Freelancers say they love the flexibility, but what are the downsides? We talk to freelancers about the five things they all worry about.
More and more people are ‘opting’ (or being pushed) to abandon traditional work in favour of freelancing. Kalido asserts that, by 2050, half of the world’s workforce will be freelance. That’s a significant social change.
According to the research by Kalido, 64% of UK businesses rely on freelancers – and more plan to do so in the future. And it works for freelancers too, with 79% citing greater work-life balance as one of the positive elements.
But trading in security for freedom has its hazards. We talked to freelancers about the five things they fret about the most. (Though, if the response by Lucinda, who said “Only five? Lol,” is anything to go by, it could be much longer).
Figures from the TUC show that while self-employment is on the rise – now accounting for 4.8 million people in the UK – around half of those earned on average around £12k a year. Unsurprising, getting paid was top of freelancers list of worries.
Earning money as a freelancer is a frustrating business. Work can be irregular, and there can definitely be ‘dry spells’ where not much is coming in.
“Cashflow,” says Heidi, “if you’ll ever work again during quiet periods, if you’ll ever sleep again during busy periods, if you’ll regret the things you say no to, if you’ll regret the things you say yes to, whether you’ve left enough for your tax bill, whether you’ll ever be able to retire…”
And then there’s the issue of getting paid for work that you’ve already done. A study by Ormsby Street in 2016 revealed that UK freelancers are owed, on average, just over £5k in late payments and that one in ten freelancers have struggled with bills because clients don’t pay up on time.
Sarah, a journalist, commented on the luxurious payment terms of some publications: “Like when a magazine says their “official policy” is 90 days payment terms,” she says. “And I really want to say, ‘your policy is illegal,’ but also don’t want to do myself out of the repeat work.”
The cost in time and money of tax assessments, other administrative costs and the absence of paid maternity leave were all mentioned by seasoned freelancers.
The holy grail of freelancing is the “better paid and more regular clients,” said Lauren.

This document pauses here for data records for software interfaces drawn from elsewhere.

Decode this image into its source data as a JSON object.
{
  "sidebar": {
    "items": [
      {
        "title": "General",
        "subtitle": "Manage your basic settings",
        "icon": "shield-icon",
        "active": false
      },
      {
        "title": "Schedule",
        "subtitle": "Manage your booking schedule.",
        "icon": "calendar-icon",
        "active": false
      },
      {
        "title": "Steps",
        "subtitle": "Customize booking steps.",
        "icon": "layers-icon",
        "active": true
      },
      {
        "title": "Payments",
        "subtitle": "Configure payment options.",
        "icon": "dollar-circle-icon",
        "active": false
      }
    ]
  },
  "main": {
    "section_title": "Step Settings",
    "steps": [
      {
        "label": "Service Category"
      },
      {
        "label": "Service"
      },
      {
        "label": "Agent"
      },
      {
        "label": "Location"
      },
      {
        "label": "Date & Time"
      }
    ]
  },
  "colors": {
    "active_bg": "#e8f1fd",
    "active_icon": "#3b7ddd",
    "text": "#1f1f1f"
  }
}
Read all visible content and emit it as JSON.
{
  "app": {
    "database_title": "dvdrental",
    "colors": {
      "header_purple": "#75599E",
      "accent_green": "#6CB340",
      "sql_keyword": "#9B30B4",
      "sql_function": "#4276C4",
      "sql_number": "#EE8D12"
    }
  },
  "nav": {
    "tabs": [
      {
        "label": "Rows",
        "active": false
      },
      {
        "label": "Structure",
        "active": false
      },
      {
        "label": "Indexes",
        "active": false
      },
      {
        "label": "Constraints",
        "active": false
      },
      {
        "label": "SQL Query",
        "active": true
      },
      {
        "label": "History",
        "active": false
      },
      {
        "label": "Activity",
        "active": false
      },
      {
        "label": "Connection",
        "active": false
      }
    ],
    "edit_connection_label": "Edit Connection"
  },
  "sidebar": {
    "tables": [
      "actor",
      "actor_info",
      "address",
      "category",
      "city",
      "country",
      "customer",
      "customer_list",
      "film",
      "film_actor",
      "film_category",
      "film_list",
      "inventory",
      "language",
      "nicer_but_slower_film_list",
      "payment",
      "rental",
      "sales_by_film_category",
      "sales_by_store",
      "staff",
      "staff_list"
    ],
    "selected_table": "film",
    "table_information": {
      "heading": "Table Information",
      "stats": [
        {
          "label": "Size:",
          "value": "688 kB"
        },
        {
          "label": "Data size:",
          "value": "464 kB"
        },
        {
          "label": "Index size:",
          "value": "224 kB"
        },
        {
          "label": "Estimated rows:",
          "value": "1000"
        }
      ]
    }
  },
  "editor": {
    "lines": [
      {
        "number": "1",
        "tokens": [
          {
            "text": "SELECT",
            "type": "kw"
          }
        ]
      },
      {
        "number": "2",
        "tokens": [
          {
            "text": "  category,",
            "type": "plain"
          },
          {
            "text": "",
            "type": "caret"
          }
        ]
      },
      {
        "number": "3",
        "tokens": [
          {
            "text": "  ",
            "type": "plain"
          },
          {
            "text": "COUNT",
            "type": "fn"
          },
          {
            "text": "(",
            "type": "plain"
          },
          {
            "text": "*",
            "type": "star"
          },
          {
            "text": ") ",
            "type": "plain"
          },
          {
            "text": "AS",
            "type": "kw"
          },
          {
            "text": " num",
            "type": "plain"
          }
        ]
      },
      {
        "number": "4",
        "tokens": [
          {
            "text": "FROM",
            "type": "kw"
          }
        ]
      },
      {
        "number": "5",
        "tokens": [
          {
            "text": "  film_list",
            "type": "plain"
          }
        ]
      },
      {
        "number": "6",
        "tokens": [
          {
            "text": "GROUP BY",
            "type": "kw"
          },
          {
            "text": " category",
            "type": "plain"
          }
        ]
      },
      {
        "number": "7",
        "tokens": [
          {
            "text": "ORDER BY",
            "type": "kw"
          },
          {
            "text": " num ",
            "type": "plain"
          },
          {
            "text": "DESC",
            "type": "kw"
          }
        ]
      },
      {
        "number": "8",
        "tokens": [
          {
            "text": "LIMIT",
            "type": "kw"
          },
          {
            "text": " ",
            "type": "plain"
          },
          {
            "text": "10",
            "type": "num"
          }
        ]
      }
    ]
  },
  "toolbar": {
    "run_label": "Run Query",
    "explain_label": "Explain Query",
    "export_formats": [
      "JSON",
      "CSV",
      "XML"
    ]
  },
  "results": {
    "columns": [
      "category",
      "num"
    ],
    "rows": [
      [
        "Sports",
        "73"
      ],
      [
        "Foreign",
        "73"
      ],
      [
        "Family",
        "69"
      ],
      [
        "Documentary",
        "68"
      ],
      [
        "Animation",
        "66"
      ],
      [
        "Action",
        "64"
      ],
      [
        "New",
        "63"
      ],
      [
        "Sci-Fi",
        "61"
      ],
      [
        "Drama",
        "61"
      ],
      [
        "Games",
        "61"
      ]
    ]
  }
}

One of the frustrations of freelancing is that looking for clients can take up a lot of time. And sometimes those clients only want one piece of work, and you never hear from them again.
Working piecemeal can also add to the anxiety of cash flow, says Kate: “When you’re in a drought wondering where your next commission will come from – or indeed if there will ever be another commission at all. Bit dramatic but you know what I mean!”
Some freelancer’s ideal is two to three clients (or more, if you want to work long hours) which give you regular, predictable work – and preferably a retainer.
Clients behaving badly
While no-one necessarily wants the full security of a full-time regular job, everyone wants clients to behave better. And that means some respect and appreciation for what the freelancer offers – a ‘no or few strings’ service which enables businesses to complete particular tasks outside of their existing employees’ expertise.
In return, it makes sense to treat freelancers as freelancers, that is, independent contractors. But that doesn’t always happen.
“I am a careers coach,” says Helen, “and one big issue is when clients want freelancers in their office instead of trusting people to work from home.”
All freelancers have experienced jobs spiralling out of control. “One of my worries,” says Lara, “is those jobs that seem to get bigger and more unwieldy as you are working on them…just urgh!” And that problem is often due to the clients, argues Me, because “the clients start acting up mid-job.”
Experienced freelancers know the value of turning down work. “It’s hard to say ‘no’ when you need the money,” says Fiona, “but it also is a very powerful word. It can allow you to walk away from arses, be honest when someone’s expectations are utterly ridiculous and can actually lead to more work which is more fulfilling.”
Psychological and emotional pressures come high on the list for freelancers.
Freelancing can be very isolating, and the negative impact of working in seclusion can range from not getting regular feedback on your work, to imagining everyone else is being more successful than you, to just plain loneliness.
One pressure many freelancers talk about is ‘impostor syndrome’. Flo, a journalist, said “I worry about not getting interviews people in some people’s minds I’m not a ‘real journalist.’”
Dealing with impostor syndrome is possibly more important than cash, argues career coach Helen, because “it can affect people’s confidence around setting a price or even sending the first invoice.”
Women, carers, and people with disabilities often favour freelancing because it gives them the flexibility to work when and where they want. A survey by Demos in 2014 showed that the number of mothers choosing to freelance had risen by 24% over two years, and they cited flexibility as the reason.
But getting a good work-life balance can be just as tricky in freelancing. Hilary, for example, sums it up when she says “Only two worries. Having not enough work. Having too much work.”
Freelancing can be unpredictable, and for those with caring commitments a big rush job can mean frantically searching for emergency childcare – or turning down lucrative opportunities.
And lack of regularity can also add to the psychological pressures, says Louise. “I’m always ‘at work’- I can’t turn my brain off.”
While freelancing can be a great way of earning a living, particularly if you need flexibility, there are plenty of downsides. Are there ways around it? Yes. Experience, networking, and careers advice can help negotiate the trails of the freelancing life.